[Recorded data]
══════
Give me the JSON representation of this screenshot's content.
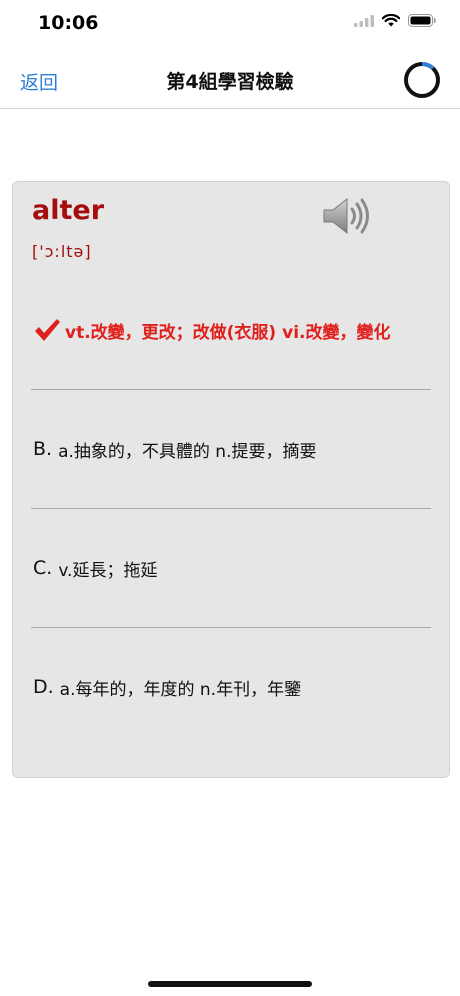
{
  "status_bar": {
    "time": "10:06"
  },
  "nav": {
    "back_label": "返回",
    "title": "第4組學習檢驗",
    "progress_fraction": 0.12
  },
  "card": {
    "word": "alter",
    "phonetic": "['ɔ:ltə]",
    "options": [
      {
        "letter": "",
        "text": "vt.改變，更改；改做(衣服) vi.改變，變化",
        "state": "correct"
      },
      {
        "letter": "B.",
        "text": "a.抽象的，不具體的 n.提要，摘要",
        "state": "normal"
      },
      {
        "letter": "C.",
        "text": "v.延長；拖延",
        "state": "normal"
      },
      {
        "letter": "D.",
        "text": "a.每年的，年度的 n.年刊，年鑒",
        "state": "normal"
      }
    ]
  },
  "icons": {
    "speaker": "speaker-icon",
    "check": "checkmark-icon",
    "signal": "signal-icon",
    "wifi": "wifi-icon",
    "battery": "battery-icon"
  },
  "colors": {
    "accent": "#2f7fd6",
    "word": "#a50d0d",
    "correct": "#e0201c",
    "card_bg": "#e6e6e6"
  }
}
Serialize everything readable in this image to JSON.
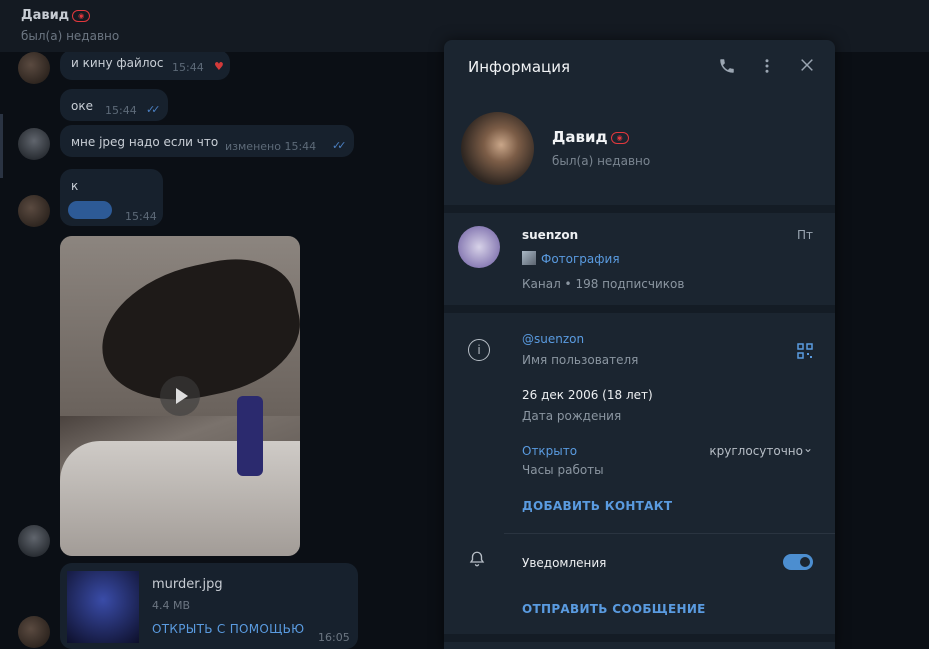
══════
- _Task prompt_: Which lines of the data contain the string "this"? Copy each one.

- _Exercise answer_:
Give me the JSON representation of this screenshot's content.
Serialize everything readable in this image to JSON.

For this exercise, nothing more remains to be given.